# What to produce
Take down each entry exactly as written.

Element data from apps and pages:

※ ※ ※

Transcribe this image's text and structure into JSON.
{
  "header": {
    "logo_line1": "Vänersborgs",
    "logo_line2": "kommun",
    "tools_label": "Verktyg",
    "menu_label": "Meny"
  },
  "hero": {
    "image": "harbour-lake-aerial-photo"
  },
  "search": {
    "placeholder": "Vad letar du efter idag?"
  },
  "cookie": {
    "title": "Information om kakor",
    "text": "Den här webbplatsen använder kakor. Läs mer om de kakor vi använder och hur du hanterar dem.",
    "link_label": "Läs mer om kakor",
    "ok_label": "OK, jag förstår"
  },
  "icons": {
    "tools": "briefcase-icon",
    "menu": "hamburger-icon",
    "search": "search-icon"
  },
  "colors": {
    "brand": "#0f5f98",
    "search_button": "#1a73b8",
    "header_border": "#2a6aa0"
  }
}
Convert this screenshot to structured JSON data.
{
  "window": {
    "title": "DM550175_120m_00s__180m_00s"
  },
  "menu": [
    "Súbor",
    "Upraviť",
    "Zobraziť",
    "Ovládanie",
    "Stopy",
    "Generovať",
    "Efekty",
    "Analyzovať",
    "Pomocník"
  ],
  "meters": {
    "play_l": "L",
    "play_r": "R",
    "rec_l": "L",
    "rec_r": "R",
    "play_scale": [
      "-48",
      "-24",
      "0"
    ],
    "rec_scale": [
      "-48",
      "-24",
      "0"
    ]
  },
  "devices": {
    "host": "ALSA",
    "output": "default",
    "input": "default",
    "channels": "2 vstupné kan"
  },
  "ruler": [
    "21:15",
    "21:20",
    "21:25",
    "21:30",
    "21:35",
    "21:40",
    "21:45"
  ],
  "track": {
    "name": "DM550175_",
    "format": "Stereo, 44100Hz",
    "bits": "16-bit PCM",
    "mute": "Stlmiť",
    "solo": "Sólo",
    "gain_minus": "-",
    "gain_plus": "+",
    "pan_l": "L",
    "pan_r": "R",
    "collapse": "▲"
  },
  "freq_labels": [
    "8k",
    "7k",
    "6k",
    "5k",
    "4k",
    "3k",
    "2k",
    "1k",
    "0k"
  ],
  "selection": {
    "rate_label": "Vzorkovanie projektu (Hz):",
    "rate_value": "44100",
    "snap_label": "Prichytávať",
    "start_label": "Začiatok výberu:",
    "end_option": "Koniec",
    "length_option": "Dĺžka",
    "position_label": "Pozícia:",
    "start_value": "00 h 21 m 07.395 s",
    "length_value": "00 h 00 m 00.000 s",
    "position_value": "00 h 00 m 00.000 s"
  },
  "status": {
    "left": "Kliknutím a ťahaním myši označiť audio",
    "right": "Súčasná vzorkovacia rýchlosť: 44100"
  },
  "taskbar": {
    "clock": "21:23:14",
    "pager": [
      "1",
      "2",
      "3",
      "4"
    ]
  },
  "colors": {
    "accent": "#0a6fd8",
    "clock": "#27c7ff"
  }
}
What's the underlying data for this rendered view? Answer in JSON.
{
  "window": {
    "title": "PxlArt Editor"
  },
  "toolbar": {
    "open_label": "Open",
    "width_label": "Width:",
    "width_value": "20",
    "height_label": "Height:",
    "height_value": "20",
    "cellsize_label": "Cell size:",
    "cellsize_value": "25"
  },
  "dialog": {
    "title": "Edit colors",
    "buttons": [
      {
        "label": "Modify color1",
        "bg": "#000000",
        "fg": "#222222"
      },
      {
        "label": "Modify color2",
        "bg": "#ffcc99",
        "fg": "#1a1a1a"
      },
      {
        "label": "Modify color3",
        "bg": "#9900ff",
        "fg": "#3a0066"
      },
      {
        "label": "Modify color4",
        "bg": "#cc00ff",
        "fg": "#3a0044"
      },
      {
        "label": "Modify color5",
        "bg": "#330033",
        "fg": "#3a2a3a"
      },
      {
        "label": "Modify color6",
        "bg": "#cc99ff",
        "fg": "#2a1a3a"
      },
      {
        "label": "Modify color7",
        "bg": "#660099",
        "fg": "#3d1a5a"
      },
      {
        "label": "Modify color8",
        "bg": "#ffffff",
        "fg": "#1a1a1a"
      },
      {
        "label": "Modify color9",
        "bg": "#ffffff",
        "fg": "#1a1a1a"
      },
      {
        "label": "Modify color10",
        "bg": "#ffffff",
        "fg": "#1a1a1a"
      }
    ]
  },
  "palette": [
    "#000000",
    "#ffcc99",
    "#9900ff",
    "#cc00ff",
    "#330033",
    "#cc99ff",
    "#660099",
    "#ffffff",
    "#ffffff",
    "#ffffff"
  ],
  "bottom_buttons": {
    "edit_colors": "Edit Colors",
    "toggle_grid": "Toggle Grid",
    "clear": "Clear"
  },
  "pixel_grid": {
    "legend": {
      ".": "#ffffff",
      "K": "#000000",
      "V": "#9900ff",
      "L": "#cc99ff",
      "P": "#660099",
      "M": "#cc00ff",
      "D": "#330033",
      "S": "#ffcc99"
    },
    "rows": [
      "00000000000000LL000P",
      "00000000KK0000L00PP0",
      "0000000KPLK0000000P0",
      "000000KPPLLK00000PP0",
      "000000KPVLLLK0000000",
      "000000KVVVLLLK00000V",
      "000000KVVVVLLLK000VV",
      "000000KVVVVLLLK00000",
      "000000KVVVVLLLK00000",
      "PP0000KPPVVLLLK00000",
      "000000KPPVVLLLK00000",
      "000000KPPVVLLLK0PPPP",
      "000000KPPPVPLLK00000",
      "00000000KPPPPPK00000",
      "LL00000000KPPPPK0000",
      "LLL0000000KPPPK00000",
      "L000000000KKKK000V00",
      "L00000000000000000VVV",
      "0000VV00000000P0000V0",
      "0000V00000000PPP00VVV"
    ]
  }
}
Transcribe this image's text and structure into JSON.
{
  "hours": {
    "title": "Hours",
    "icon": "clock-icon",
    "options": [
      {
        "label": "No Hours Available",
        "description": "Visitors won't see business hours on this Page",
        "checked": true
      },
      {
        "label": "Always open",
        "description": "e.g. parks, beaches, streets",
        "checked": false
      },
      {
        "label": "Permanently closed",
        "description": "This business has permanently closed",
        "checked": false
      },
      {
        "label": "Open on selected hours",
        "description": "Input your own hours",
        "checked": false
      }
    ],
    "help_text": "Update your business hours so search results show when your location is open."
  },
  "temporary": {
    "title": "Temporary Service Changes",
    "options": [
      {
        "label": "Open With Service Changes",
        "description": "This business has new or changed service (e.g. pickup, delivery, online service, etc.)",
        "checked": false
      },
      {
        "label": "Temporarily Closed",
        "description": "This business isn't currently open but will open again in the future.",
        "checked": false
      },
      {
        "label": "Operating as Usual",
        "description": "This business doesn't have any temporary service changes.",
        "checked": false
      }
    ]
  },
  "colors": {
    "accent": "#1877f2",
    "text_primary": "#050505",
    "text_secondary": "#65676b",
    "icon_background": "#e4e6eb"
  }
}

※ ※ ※

# Solution for this task
Transcribe this image's text and structure into JSON.
{
  "header": {
    "logo_line1": "Vänersborgs",
    "logo_line2": "kommun",
    "tools_label": "Verktyg",
    "menu_label": "Meny"
  },
  "hero": {
    "image": "harbour-lake-aerial-photo"
  },
  "search": {
    "placeholder": "Vad letar du efter idag?"
  },
  "cookie": {
    "title": "Information om kakor",
    "text": "Den här webbplatsen använder kakor. Läs mer om de kakor vi använder och hur du hanterar dem.",
    "link_label": "Läs mer om kakor",
    "ok_label": "OK, jag förstår"
  },
  "icons": {
    "tools": "briefcase-icon",
    "menu": "hamburger-icon",
    "search": "search-icon"
  },
  "colors": {
    "brand": "#0f5f98",
    "search_button": "#1a73b8",
    "header_border": "#2a6aa0"
  }
}
Convert this screenshot to structured JSON data.
{
  "window": {
    "title": "DM550175_120m_00s__180m_00s"
  },
  "menu": [
    "Súbor",
    "Upraviť",
    "Zobraziť",
    "Ovládanie",
    "Stopy",
    "Generovať",
    "Efekty",
    "Analyzovať",
    "Pomocník"
  ],
  "meters": {
    "play_l": "L",
    "play_r": "R",
    "rec_l": "L",
    "rec_r": "R",
    "play_scale": [
      "-48",
      "-24",
      "0"
    ],
    "rec_scale": [
      "-48",
      "-24",
      "0"
    ]
  },
  "devices": {
    "host": "ALSA",
    "output": "default",
    "input": "default",
    "channels": "2 vstupné kan"
  },
  "ruler": [
    "21:15",
    "21:20",
    "21:25",
    "21:30",
    "21:35",
    "21:40",
    "21:45"
  ],
  "track": {
    "name": "DM550175_",
    "format": "Stereo, 44100Hz",
    "bits": "16-bit PCM",
    "mute": "Stlmiť",
    "solo": "Sólo",
    "gain_minus": "-",
    "gain_plus": "+",
    "pan_l": "L",
    "pan_r": "R",
    "collapse": "▲"
  },
  "freq_labels": [
    "8k",
    "7k",
    "6k",
    "5k",
    "4k",
    "3k",
    "2k",
    "1k",
    "0k"
  ],
  "selection": {
    "rate_label": "Vzorkovanie projektu (Hz):",
    "rate_value": "44100",
    "snap_label": "Prichytávať",
    "start_label": "Začiatok výberu:",
    "end_option": "Koniec",
    "length_option": "Dĺžka",
    "position_label": "Pozícia:",
    "start_value": "00 h 21 m 07.395 s",
    "length_value": "00 h 00 m 00.000 s",
    "position_value": "00 h 00 m 00.000 s"
  },
  "status": {
    "left": "Kliknutím a ťahaním myši označiť audio",
    "right": "Súčasná vzorkovacia rýchlosť: 44100"
  },
  "taskbar": {
    "clock": "21:23:14",
    "pager": [
      "1",
      "2",
      "3",
      "4"
    ]
  },
  "colors": {
    "accent": "#0a6fd8",
    "clock": "#27c7ff"
  }
}
What's the underlying data for this rendered view? Answer in JSON.
{
  "window": {
    "title": "PxlArt Editor"
  },
  "toolbar": {
    "open_label": "Open",
    "width_label": "Width:",
    "width_value": "20",
    "height_label": "Height:",
    "height_value": "20",
    "cellsize_label": "Cell size:",
    "cellsize_value": "25"
  },
  "dialog": {
    "title": "Edit colors",
    "buttons": [
      {
        "label": "Modify color1",
        "bg": "#000000",
        "fg": "#222222"
      },
      {
        "label": "Modify color2",
        "bg": "#ffcc99",
        "fg": "#1a1a1a"
      },
      {
        "label": "Modify color3",
        "bg": "#9900ff",
        "fg": "#3a0066"
      },
      {
        "label": "Modify color4",
        "bg": "#cc00ff",
        "fg": "#3a0044"
      },
      {
        "label": "Modify color5",
        "bg": "#330033",
        "fg": "#3a2a3a"
      },
      {
        "label": "Modify color6",
        "bg": "#cc99ff",
        "fg": "#2a1a3a"
      },
      {
        "label": "Modify color7",
        "bg": "#660099",
        "fg": "#3d1a5a"
      },
      {
        "label": "Modify color8",
        "bg": "#ffffff",
        "fg": "#1a1a1a"
      },
      {
        "label": "Modify color9",
        "bg": "#ffffff",
        "fg": "#1a1a1a"
      },
      {
        "label": "Modify color10",
        "bg": "#ffffff",
        "fg": "#1a1a1a"
      }
    ]
  },
  "palette": [
    "#000000",
    "#ffcc99",
    "#9900ff",
    "#cc00ff",
    "#330033",
    "#cc99ff",
    "#660099",
    "#ffffff",
    "#ffffff",
    "#ffffff"
  ],
  "bottom_buttons": {
    "edit_colors": "Edit Colors",
    "toggle_grid": "Toggle Grid",
    "clear": "Clear"
  },
  "pixel_grid": {
    "legend": {
      ".": "#ffffff",
      "K": "#000000",
      "V": "#9900ff",
      "L": "#cc99ff",
      "P": "#660099",
      "M": "#cc00ff",
      "D": "#330033",
      "S": "#ffcc99"
    },
    "rows": [
      "00000000000000LL000P",
      "00000000KK0000L00PP0",
      "0000000KPLK0000000P0",
      "000000KPPLLK00000PP0",
      "000000KPVLLLK0000000",
      "000000KVVVLLLK00000V",
      "000000KVVVVLLLK000VV",
      "000000KVVVVLLLK00000",
      "000000KVVVVLLLK00000",
      "PP0000KPPVVLLLK00000",
      "000000KPPVVLLLK00000",
      "000000KPPVVLLLK0PPPP",
      "000000KPPPVPLLK00000",
      "00000000KPPPPPK00000",
      "LL00000000KPPPPK0000",
      "LLL0000000KPPPK00000",
      "L000000000KKKK000V00",
      "L00000000000000000VVV",
      "0000VV00000000P0000V0",
      "0000V00000000PPP00VVV"
    ]
  }
}
Transcribe this image's text and structure into JSON.
{
  "hours": {
    "title": "Hours",
    "icon": "clock-icon",
    "options": [
      {
        "label": "No Hours Available",
        "description": "Visitors won't see business hours on this Page",
        "checked": true
      },
      {
        "label": "Always open",
        "description": "e.g. parks, beaches, streets",
        "checked": false
      },
      {
        "label": "Permanently closed",
        "description": "This business has permanently closed",
        "checked": false
      },
      {
        "label": "Open on selected hours",
        "description": "Input your own hours",
        "checked": false
      }
    ],
    "help_text": "Update your business hours so search results show when your location is open."
  },
  "temporary": {
    "title": "Temporary Service Changes",
    "options": [
      {
        "label": "Open With Service Changes",
        "description": "This business has new or changed service (e.g. pickup, delivery, online service, etc.)",
        "checked": false
      },
      {
        "label": "Temporarily Closed",
        "description": "This business isn't currently open but will open again in the future.",
        "checked": false
      },
      {
        "label": "Operating as Usual",
        "description": "This business doesn't have any temporary service changes.",
        "checked": false
      }
    ]
  },
  "colors": {
    "accent": "#1877f2",
    "text_primary": "#050505",
    "text_secondary": "#65676b",
    "icon_background": "#e4e6eb"
  }
}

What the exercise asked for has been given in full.